At the end of Gypsy Lane, Great Amwell, the council has signed a "Roadside verge path" along the Stanstead Road. I have walked a fair amount of road this year without pavement, but none which has official recognition in this way. It seems that the council's responsibility ends with the sign, since this verge is no wider, less overgrown, or in any way friendlier to the pedestrian than any other in the county, and though it is now relieved by the parallel A10, it's still busy enough that I'm glad to turn off.


Behind Leafy Oak Farm I take care to walk as close as I can to the field edge. Not because it harbours rare or interesting plants, nor do the cattle look particularly fierce, but because right here I cut---just---across the corner of this grid square. Cut in half by the bypass, without pedestrian through routes and uncomfortably situated in the debatable land between Hertford, Great Amwell and Ware, it is an important tick. Imagining the grid lines emerging from the hedge and meeting a few yards into the field, I pause at the appropriate spot. Maybe I am wrong. The cattle won't tell.


Rye Meads is an unwelcoming place for the square bagger. The New River Path and the River Lea towpath both cross it, separated by the railway, but without any side turnings for the whole distance across. The other option is the road walk from Rye House up to St James's, Stanstead Bury, and to drop down to Roydon Station. But I have covered over thirty kilometres today and cannot push any further. I pick up this square with a wiggle through a housing estate, and leave the others for another day.

The New River

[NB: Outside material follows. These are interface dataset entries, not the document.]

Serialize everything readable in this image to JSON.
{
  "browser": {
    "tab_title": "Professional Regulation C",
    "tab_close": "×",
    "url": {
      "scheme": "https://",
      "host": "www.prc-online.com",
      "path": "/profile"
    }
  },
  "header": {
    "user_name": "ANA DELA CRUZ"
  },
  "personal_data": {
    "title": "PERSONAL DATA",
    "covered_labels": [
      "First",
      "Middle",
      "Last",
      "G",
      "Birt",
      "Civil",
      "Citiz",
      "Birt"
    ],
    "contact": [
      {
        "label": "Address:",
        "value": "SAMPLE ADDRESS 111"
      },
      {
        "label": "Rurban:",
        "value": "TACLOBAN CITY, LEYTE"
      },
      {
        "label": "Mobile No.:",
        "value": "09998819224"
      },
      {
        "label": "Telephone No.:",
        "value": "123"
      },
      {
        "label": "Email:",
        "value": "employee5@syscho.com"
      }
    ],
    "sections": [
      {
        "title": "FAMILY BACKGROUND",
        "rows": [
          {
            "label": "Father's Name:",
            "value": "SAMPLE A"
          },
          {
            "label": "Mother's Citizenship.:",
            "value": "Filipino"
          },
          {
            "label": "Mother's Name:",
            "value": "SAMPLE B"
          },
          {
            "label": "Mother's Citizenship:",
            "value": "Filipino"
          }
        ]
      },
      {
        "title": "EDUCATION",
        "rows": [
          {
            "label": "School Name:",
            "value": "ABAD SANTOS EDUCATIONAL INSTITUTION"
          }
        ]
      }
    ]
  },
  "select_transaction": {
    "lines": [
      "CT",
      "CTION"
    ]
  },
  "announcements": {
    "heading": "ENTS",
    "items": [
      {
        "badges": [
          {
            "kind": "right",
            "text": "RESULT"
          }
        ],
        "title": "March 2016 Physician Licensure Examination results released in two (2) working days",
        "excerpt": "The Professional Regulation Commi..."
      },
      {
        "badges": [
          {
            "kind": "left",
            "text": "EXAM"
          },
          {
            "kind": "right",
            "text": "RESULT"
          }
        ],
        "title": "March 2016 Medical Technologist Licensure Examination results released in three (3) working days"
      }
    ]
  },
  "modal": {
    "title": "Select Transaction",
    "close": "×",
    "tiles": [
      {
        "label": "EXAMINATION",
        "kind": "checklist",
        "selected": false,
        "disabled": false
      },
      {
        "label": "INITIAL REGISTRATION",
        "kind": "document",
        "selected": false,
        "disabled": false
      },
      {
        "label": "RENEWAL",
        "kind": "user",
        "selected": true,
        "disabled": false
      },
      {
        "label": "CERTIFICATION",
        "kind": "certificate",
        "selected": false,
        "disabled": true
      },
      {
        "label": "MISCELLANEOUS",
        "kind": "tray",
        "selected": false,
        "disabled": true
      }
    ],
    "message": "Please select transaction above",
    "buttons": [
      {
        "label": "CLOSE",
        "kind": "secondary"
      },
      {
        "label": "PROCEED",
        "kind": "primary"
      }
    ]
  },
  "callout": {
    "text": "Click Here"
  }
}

I pass Roydon station at the end of a meandering walk some months later. There is a train back to London in a few minutes, but I cannot take it yet: as the evenings draw in, the two unvisited squares beyond Rye Meads are becoming more of a risk. In the faltering light I make a loop up to St. James's and look over the marshes where the Lea and Stort meet. I imagine them flooded, as would have been a regular feature when the church was built: once harnessed, the river proved the greater attraction and the village left St James' isolated on its knoll. The congregation being elsewhere through the godfearing Victorian age, there was never a need to replace the Georgian box pews, and they are now a rarity; but late autumn attracts few antiquarian visitors and today the church is locked and silent.